Carson City Health and Human Services is restructuring its epidemiology division post-pandemic.
On Thursday, the Board of Supervisors voted to approve converting some pandemic-related contract positions in the division to full-time city jobs.
With nearly $2 million in grant funding, CCHHS will hire two full-time epidemiologists, a public health investigator, and an administrative assistant, bringing the total number of employees in the division to seven.
The federal grants are channeled through the Nevada Department of Health and Human Services.
“With these types of grants, the state typically awards one year at a time,” CCHHS Director Nicker Aaker told the Appeal by email. “We have received the ELC (epidemiology and laboratory capacity) base grant for many years. The current ELC expansion grant is until July 31, 2023; however, the federal project period is until July 31, 2024, so there should not be a problem having our grant extended.”
Epidemiology became a separate division during the COVID-19 pandemic, Aaker said.
“During COVID, we had to upstaff to meet the demand quickly,” she said. “To assist with the upstaffing, the state of Nevada HHS worked with the Nevada System of Higher Education and the CDC Foundation, plus we brought employees on from a temporary employment agency. We were able to do this because there were grants given to us for pandemic-related activities.”
Since the workload of the pandemic has decreased, it’s time to reorganize the division, Aaker said.
“Currently, there are 10 (positions) within the division,” she said.
That number will drop to seven under restructuring. Though smaller than at the height of the pandemic, the division will still be staffed enough to meet federal and state reporting requirements and handle any future health crisis, according to a staff report compiled by Aaker.
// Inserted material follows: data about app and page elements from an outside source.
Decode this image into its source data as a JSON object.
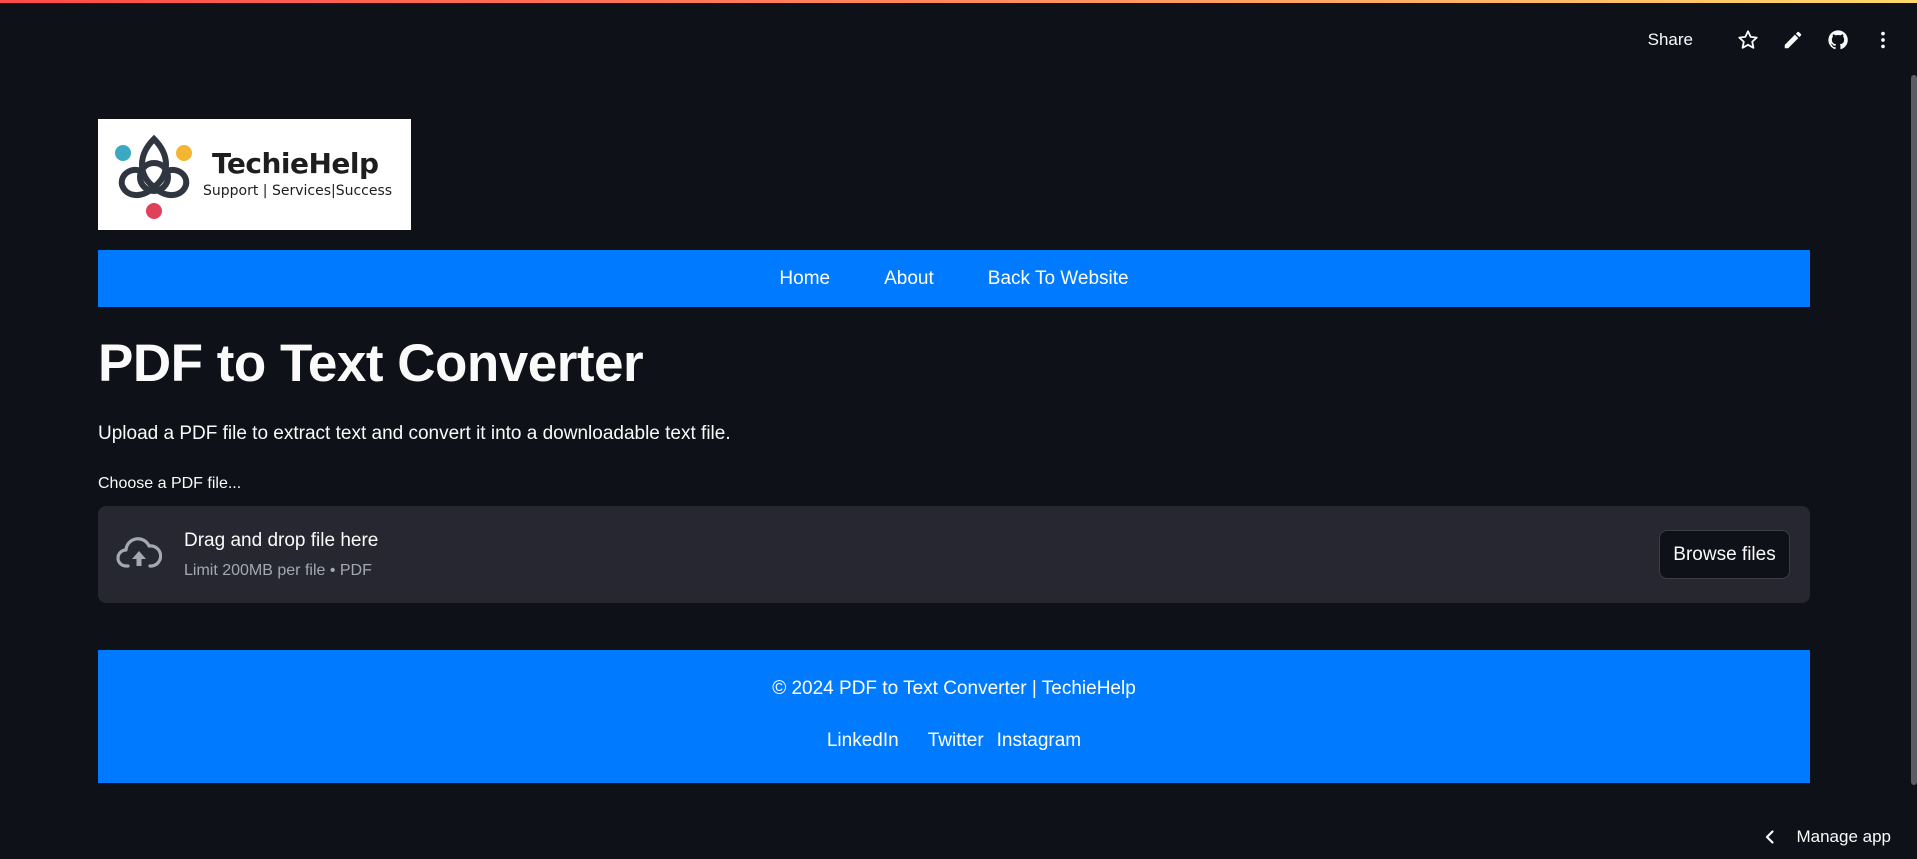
{
  "toolbar": {
    "share_label": "Share",
    "icons": [
      "star-icon",
      "pencil-icon",
      "github-icon",
      "more-vertical-icon"
    ]
  },
  "logo": {
    "name": "TechieHelp",
    "tagline": "Support | Services|Success"
  },
  "nav": {
    "items": [
      {
        "label": "Home"
      },
      {
        "label": "About"
      },
      {
        "label": "Back To Website"
      }
    ]
  },
  "main": {
    "title": "PDF to Text Converter",
    "subtitle": "Upload a PDF file to extract text and convert it into a downloadable text file."
  },
  "uploader": {
    "label": "Choose a PDF file...",
    "drop_text": "Drag and drop file here",
    "limit_text": "Limit 200MB per file • PDF",
    "browse_label": "Browse files",
    "icon": "cloud-upload-icon"
  },
  "footer": {
    "copyright": "© 2024 PDF to Text Converter | TechieHelp",
    "links": [
      {
        "label": "LinkedIn"
      },
      {
        "label": "Twitter"
      },
      {
        "label": "Instagram"
      }
    ]
  },
  "manage": {
    "label": "Manage app"
  },
  "colors": {
    "background": "#0e1117",
    "accent_blue": "#007bff",
    "dropzone": "#262730",
    "text": "#fafafa"
  }
}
“We had many more (positions) during the pandemic,” Aaker said. “This proposal also brings all the staff under the city employee umbrella; however, they are still considered grant-funded employees.”
Aaker said about 73 percent of CCHHS is grant-funded.
“By doing this, all the employees will have the same expectations for oversight, policy adherence, wage ranges (specific to position) and benefit packages,” she said.
Supervisors agreed. The vote Thursday was unanimous.
In other action, supervisors:
• Appointed two members to the Regional Transportation Commission, including the reappointment of Jim Dodson.
The other new member is Lucia Maloney, former transportation manager for Carson City.
Maloney mentioned late Supervisor Brad Bonkowski, his preparedness and readiness to serve.
“I’m prepared to do that on this board,” she said.
Members serve two-year terms – partial terms for resigned seats – and also serve on the Carson Area Metropolitan Planning Organization.
The vote was unanimous.
• Appointed three members to the Open Space Advisory Committee, including the reappointment of Mary Berge.
Two new members are Jay Wiggins, current planning commissioner, and Samuel Mozingo, who said he’s lived in Carson City for three years and is passionate about the area.
“We live in one of the most beautiful places in the world,” said Mozingo.
Members of the Open Space Advisory Committee serve four-year terms – partial terms for resigned seats – and periodically meet with the Parks and Recreation Commission in a joint session.
The board conducted interviews with half a dozen applicants Thursday. Questions focused on the Prison Hill Recreation Area, quality of life within the city, and other topics.
Mayor Lori Bagwell said it takes time for board members to learn to navigate various policies. After the last appointment, she told those not accepted to continue to find ways to serve the community.
The vote was unanimous for all appointments.